----- RECORDS SUPPLIED

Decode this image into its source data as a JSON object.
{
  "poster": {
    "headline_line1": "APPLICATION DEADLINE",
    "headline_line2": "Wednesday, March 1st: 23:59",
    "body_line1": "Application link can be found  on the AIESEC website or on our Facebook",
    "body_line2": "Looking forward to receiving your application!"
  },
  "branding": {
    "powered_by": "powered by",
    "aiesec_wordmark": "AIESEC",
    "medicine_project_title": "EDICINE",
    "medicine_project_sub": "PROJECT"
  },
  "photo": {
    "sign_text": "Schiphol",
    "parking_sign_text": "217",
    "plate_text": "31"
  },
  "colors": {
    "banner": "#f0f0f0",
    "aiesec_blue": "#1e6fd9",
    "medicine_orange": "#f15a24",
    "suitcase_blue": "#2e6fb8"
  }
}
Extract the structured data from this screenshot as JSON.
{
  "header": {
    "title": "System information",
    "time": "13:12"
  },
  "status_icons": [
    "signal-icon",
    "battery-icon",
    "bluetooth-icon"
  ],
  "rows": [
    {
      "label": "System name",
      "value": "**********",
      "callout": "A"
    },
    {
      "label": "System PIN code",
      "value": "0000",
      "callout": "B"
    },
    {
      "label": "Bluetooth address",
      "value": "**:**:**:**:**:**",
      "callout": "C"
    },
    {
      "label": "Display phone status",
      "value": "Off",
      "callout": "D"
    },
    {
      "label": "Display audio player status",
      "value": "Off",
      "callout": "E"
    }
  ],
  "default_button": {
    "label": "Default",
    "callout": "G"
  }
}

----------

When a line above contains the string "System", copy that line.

    "title": "System information",
      "label": "System name",
      "label": "System PIN code",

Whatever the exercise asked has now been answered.